◆ **GIVEN RECORDS**
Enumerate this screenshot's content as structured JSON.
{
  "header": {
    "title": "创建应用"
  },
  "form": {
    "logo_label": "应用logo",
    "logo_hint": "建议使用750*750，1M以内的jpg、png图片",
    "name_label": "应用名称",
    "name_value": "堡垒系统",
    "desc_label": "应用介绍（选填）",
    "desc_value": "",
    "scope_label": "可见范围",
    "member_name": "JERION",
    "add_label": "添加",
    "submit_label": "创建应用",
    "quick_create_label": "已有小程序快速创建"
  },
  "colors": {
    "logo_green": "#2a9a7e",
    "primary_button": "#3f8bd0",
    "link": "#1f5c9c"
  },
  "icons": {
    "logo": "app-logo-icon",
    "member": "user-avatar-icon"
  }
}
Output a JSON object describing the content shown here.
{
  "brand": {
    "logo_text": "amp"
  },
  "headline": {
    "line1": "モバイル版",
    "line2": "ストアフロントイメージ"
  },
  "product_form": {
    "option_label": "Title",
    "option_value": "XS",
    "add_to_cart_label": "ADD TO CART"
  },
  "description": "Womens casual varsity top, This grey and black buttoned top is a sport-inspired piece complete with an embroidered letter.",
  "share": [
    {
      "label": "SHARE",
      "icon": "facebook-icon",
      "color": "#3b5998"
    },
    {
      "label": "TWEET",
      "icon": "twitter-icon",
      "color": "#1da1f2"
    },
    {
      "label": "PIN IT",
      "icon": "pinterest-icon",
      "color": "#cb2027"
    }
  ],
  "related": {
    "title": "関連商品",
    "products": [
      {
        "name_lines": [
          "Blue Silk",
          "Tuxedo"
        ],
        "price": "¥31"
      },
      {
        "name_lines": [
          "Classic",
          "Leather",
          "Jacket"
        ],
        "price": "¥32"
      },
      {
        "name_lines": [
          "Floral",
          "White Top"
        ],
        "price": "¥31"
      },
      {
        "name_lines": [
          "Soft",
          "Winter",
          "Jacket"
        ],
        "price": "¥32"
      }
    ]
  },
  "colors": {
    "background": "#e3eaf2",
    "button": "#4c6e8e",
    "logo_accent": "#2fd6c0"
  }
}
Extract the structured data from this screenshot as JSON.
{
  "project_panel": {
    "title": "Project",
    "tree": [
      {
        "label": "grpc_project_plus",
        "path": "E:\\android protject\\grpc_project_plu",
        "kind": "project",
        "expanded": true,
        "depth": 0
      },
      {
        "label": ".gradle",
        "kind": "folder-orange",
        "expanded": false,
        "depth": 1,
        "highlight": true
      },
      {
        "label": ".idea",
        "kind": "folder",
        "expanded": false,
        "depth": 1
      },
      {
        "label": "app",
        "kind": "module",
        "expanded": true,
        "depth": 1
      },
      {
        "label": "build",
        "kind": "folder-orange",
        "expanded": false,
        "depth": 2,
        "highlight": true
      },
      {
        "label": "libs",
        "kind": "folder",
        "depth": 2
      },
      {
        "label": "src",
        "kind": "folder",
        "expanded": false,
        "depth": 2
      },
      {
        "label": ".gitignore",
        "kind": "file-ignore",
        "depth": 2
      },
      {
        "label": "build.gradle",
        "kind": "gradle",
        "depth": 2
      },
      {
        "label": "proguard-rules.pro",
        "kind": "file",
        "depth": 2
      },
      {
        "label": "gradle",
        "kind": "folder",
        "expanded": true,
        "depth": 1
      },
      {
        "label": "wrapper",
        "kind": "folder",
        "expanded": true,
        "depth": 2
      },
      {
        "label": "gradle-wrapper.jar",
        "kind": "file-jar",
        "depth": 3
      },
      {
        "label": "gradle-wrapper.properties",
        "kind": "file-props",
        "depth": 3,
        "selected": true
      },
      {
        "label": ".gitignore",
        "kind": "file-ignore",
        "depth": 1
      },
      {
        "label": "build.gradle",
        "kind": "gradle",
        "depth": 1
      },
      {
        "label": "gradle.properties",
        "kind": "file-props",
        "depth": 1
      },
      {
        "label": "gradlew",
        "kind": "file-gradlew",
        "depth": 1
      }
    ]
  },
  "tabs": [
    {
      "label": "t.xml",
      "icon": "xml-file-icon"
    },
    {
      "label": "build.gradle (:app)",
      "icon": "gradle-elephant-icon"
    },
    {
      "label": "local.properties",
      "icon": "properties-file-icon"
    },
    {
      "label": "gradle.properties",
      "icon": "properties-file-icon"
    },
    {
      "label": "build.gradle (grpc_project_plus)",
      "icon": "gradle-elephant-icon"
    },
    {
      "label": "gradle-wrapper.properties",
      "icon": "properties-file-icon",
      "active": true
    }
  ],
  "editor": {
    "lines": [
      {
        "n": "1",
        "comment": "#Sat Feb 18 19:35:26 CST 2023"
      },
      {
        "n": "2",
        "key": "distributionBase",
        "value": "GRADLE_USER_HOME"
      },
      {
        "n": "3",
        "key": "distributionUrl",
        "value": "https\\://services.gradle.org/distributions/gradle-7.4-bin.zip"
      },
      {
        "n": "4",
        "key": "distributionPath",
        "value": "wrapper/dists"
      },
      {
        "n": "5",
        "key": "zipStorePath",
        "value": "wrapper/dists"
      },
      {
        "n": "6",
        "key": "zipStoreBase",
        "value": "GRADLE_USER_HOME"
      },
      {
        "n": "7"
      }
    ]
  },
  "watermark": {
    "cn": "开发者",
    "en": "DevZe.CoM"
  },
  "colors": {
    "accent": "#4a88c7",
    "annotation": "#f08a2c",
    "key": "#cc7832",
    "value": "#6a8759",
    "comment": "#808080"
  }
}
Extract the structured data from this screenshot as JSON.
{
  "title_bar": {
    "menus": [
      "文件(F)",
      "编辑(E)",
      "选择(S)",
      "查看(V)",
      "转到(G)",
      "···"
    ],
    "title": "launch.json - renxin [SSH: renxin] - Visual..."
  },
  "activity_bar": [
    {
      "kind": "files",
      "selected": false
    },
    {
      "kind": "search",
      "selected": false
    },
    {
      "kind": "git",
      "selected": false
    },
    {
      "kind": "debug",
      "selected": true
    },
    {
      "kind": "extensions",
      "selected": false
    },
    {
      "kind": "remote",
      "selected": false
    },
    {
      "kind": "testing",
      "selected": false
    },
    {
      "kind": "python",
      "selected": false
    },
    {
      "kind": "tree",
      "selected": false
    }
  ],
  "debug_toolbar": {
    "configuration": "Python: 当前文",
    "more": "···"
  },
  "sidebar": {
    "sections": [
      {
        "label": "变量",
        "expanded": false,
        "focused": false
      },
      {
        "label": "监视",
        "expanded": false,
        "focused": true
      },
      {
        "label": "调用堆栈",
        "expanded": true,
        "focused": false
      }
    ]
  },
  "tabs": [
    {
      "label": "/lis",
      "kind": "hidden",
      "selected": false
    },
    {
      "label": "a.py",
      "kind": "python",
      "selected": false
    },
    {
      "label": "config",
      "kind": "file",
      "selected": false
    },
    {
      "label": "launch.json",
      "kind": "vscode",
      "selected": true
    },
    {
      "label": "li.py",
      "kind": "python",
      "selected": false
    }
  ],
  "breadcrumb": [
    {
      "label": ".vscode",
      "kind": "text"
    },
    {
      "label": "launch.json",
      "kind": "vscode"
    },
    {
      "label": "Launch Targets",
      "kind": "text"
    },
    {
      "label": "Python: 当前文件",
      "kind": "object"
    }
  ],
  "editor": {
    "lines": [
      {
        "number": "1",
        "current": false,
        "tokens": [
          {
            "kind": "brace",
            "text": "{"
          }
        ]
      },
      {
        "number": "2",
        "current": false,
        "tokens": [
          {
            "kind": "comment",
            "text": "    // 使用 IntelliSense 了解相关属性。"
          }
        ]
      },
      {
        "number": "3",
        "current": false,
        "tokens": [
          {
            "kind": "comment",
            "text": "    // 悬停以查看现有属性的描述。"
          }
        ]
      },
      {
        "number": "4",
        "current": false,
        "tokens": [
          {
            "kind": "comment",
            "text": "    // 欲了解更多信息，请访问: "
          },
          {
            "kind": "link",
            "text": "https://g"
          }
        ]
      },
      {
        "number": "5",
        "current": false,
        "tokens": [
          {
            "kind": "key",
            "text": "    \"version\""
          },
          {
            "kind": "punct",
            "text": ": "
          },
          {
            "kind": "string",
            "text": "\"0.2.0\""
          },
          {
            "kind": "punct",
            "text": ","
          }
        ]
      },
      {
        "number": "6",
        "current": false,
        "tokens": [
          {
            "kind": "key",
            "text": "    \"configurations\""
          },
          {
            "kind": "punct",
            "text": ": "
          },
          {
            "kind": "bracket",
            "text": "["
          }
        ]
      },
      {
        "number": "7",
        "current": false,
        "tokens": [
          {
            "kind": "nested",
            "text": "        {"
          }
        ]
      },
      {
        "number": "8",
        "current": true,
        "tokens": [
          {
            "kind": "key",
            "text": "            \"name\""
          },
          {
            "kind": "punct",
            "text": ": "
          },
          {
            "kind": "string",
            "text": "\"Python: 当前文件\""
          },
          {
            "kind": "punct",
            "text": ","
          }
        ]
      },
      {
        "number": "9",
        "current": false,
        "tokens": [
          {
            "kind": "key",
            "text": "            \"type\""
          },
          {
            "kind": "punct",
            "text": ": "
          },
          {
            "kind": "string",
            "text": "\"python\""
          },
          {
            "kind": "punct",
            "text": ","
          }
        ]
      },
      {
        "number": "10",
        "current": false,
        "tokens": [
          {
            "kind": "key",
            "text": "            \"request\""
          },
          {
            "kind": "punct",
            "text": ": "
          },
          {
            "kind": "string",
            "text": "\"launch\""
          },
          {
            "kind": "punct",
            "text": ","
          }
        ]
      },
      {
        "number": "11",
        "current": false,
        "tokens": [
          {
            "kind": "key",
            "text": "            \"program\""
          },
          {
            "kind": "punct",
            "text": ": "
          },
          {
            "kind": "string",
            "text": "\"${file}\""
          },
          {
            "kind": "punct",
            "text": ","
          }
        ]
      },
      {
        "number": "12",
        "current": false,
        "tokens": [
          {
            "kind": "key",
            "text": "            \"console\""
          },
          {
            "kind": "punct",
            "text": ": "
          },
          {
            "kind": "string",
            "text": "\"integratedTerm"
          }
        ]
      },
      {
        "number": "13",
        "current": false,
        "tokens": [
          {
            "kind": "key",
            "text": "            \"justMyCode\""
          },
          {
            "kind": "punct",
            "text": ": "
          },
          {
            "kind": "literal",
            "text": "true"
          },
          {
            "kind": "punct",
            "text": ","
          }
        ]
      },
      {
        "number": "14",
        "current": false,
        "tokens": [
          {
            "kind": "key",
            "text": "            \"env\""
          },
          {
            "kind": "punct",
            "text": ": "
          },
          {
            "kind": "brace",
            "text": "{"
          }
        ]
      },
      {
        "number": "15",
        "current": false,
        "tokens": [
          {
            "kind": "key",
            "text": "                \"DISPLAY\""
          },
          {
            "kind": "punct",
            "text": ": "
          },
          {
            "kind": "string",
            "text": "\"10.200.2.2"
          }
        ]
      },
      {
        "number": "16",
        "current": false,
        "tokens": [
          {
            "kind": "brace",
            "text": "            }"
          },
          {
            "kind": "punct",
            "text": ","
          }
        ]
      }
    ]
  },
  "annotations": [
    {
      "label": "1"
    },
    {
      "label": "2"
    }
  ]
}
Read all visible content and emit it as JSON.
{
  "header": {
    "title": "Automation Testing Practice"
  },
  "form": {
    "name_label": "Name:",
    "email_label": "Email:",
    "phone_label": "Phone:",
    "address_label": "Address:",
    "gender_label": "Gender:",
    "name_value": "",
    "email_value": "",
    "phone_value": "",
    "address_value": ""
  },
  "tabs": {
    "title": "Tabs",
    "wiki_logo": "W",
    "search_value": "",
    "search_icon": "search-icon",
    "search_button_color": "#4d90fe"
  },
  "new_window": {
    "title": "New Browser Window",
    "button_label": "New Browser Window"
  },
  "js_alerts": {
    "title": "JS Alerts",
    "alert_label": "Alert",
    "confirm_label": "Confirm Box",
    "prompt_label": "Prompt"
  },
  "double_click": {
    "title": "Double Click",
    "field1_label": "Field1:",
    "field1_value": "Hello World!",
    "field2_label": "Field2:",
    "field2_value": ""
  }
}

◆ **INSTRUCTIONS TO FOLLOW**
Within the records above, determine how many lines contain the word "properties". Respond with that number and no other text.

◆ **OUTPUT**
8